● Exercise brief
Go through the records and show each line where the word "JSON" occurs.

╭──

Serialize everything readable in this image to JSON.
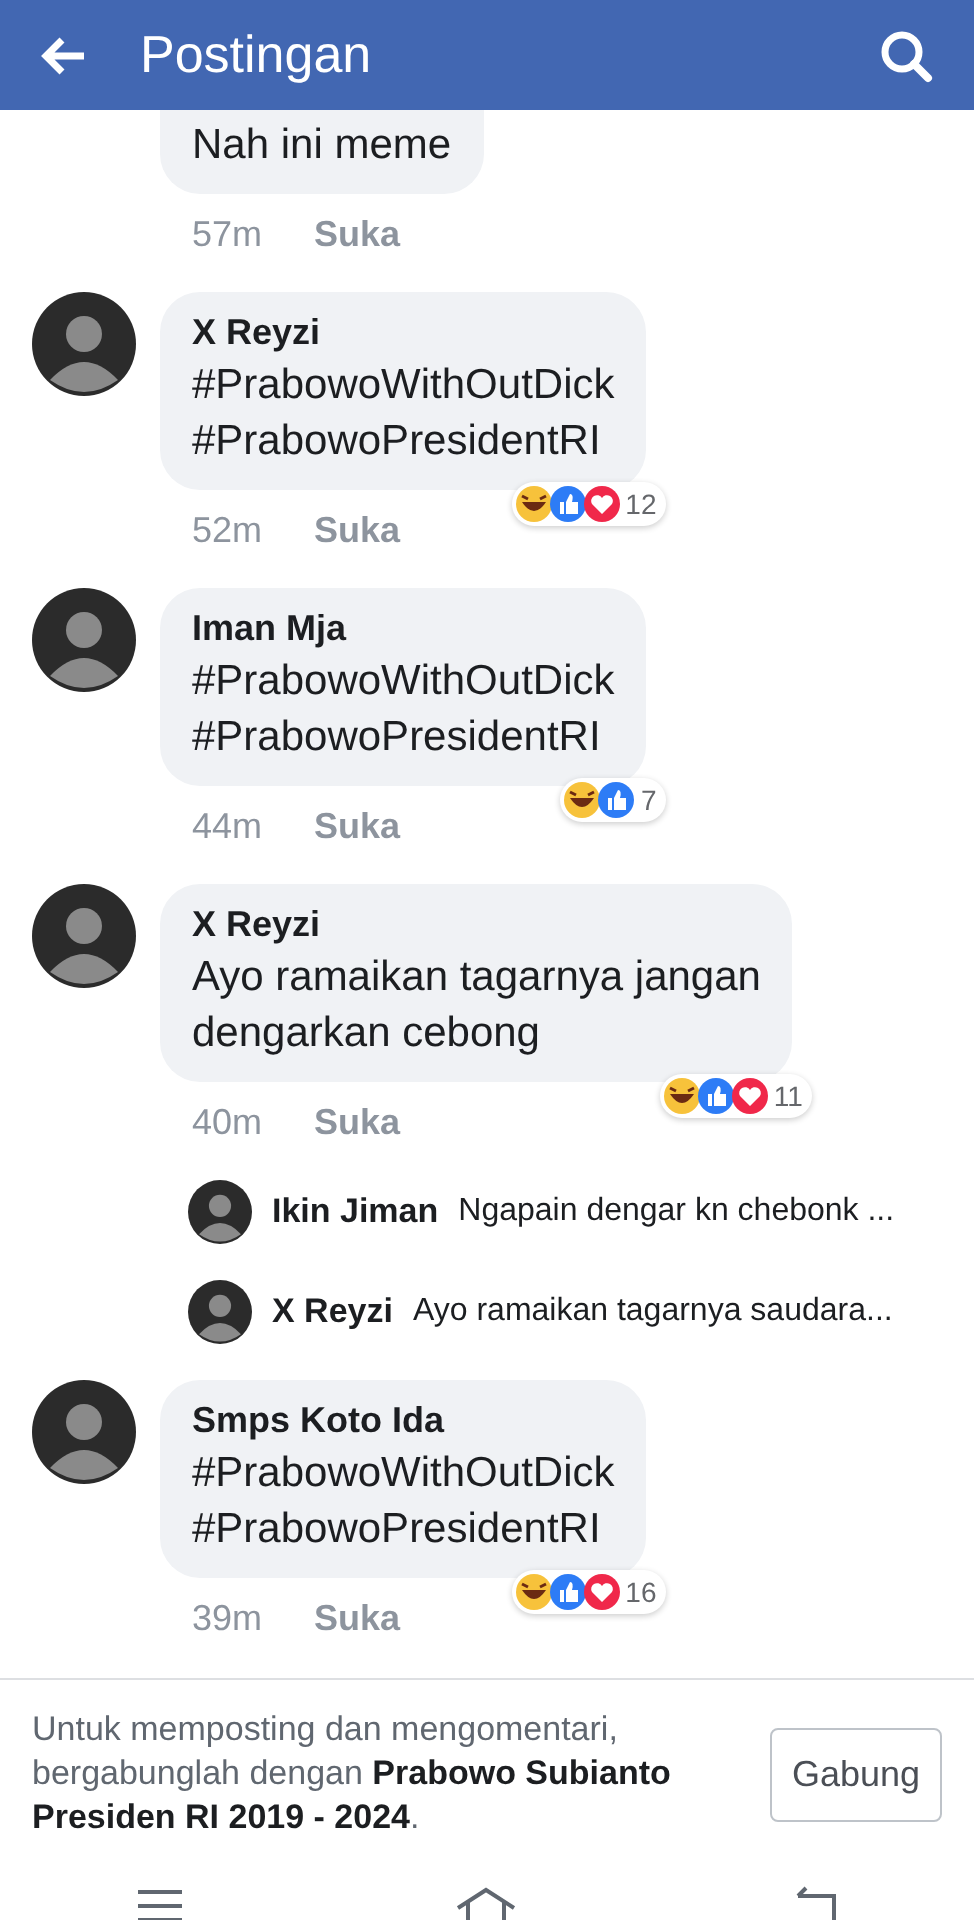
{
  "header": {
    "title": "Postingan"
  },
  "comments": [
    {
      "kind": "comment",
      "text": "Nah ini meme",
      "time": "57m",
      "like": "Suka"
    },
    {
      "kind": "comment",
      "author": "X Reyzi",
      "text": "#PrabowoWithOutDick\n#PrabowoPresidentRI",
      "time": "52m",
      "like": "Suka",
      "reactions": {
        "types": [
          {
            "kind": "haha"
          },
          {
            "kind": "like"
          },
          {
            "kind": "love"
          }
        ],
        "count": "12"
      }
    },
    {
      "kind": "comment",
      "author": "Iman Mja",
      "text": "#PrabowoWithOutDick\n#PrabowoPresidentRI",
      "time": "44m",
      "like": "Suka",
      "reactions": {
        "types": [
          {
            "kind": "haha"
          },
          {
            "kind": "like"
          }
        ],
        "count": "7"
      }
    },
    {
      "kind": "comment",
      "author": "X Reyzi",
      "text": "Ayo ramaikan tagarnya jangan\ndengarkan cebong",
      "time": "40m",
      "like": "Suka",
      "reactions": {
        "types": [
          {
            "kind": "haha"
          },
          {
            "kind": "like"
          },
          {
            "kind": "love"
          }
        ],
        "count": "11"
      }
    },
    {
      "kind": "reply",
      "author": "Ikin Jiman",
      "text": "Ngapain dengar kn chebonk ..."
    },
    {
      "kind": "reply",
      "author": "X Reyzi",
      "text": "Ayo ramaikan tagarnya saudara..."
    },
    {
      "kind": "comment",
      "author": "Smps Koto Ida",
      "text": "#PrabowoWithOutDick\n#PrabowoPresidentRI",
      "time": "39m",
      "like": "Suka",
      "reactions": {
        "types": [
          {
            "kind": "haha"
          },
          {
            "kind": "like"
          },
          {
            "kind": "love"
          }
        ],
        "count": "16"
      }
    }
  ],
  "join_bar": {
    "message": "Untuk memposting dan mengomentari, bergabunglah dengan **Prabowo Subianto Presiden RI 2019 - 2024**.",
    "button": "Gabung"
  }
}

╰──
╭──

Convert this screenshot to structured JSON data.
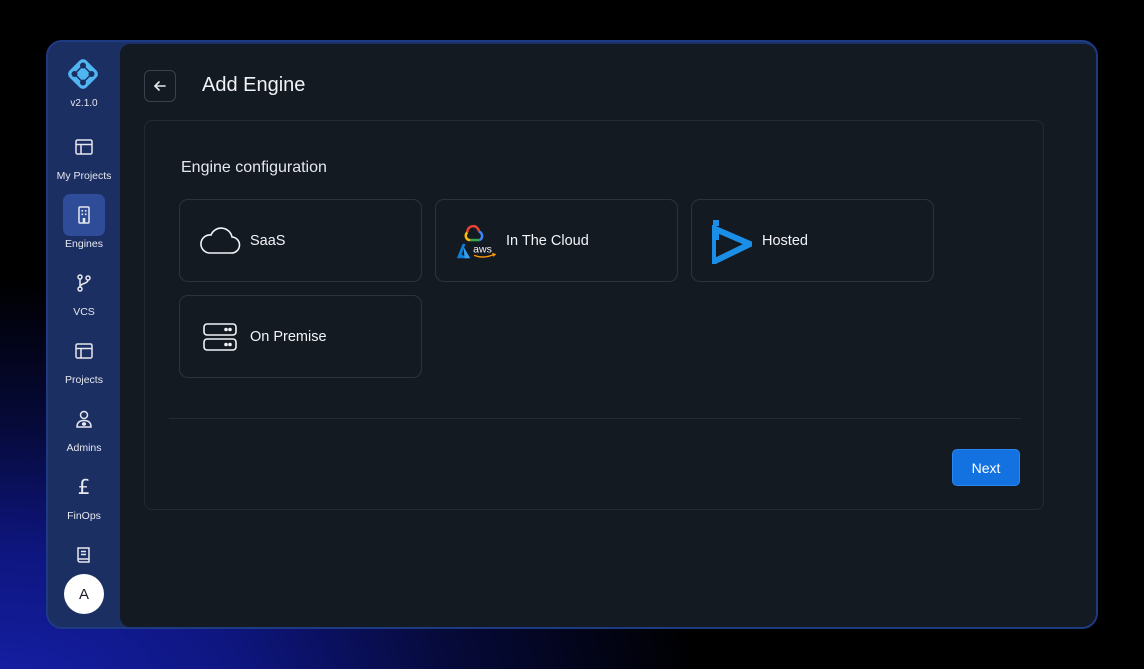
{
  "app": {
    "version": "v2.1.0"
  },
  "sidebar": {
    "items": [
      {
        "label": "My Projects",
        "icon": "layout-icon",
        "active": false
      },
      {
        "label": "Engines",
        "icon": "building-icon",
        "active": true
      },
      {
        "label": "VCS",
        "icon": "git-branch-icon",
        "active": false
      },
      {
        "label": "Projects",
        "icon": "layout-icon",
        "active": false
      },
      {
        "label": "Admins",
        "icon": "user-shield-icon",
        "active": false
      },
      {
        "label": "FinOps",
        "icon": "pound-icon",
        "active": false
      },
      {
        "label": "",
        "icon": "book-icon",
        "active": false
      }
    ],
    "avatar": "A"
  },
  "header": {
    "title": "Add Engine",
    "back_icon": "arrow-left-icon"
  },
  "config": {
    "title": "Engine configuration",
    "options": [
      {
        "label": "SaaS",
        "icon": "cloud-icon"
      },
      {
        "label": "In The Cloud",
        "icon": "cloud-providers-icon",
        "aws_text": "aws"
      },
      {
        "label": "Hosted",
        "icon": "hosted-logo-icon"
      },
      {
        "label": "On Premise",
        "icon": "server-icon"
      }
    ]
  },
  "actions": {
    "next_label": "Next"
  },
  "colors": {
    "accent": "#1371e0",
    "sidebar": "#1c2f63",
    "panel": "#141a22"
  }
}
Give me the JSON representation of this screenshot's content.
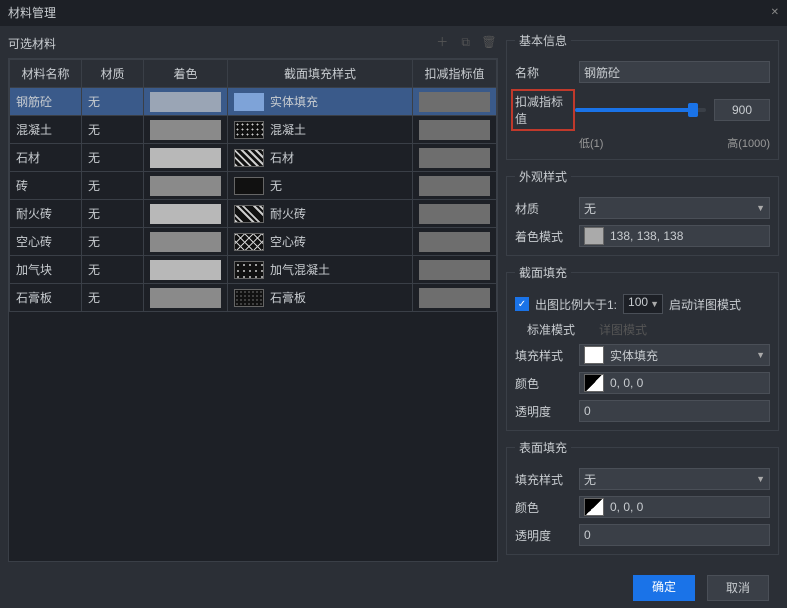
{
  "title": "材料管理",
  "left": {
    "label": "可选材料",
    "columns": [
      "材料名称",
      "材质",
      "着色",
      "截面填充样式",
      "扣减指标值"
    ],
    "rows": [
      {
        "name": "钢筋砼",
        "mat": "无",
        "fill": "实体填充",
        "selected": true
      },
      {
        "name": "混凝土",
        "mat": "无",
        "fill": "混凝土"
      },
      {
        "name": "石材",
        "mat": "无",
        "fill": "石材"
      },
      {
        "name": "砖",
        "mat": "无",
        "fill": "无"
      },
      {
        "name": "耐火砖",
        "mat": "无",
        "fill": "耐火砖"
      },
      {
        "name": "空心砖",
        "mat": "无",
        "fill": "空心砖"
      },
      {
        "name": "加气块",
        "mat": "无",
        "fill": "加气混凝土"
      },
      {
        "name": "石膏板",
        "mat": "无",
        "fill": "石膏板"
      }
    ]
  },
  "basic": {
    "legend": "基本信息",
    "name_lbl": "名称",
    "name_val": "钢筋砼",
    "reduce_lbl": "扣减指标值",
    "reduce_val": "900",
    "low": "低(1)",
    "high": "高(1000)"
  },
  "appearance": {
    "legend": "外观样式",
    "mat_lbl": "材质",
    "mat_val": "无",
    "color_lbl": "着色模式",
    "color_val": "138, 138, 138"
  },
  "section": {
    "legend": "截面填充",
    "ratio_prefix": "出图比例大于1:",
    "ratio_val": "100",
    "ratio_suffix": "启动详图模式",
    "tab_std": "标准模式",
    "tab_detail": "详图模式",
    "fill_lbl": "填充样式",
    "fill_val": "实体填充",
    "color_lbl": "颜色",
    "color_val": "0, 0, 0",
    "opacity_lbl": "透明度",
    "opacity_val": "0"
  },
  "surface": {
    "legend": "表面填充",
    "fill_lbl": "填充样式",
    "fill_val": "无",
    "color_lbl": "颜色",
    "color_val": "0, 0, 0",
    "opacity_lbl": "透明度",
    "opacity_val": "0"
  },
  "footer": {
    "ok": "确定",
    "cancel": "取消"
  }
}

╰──
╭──

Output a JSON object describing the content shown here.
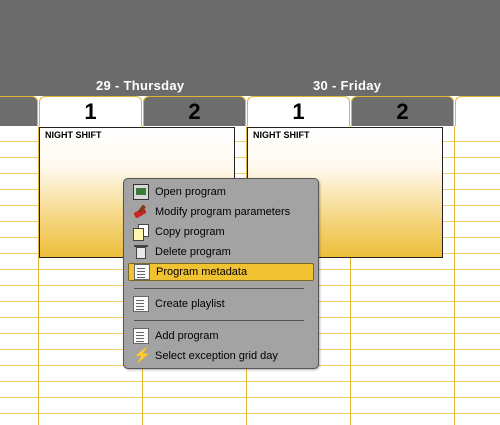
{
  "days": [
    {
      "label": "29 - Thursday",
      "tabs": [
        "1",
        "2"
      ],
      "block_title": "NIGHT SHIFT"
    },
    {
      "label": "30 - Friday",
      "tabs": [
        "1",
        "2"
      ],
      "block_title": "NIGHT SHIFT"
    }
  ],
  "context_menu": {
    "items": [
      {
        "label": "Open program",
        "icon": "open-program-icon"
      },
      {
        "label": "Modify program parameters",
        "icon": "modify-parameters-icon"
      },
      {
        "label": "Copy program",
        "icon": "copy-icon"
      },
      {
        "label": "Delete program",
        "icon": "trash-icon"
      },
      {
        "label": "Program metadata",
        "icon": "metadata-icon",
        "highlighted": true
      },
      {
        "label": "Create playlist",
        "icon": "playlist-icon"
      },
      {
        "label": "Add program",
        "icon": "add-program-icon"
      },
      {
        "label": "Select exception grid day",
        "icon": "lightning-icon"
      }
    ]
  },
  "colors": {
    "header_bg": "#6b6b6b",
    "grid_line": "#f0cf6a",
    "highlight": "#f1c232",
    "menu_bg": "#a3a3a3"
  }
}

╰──

● Answer to this problem
Serialize everything readable in this image to JSON.
Convert this screenshot to structured JSON data.
Give me the JSON representation of this screenshot's content.
Output a JSON object describing the content shown here.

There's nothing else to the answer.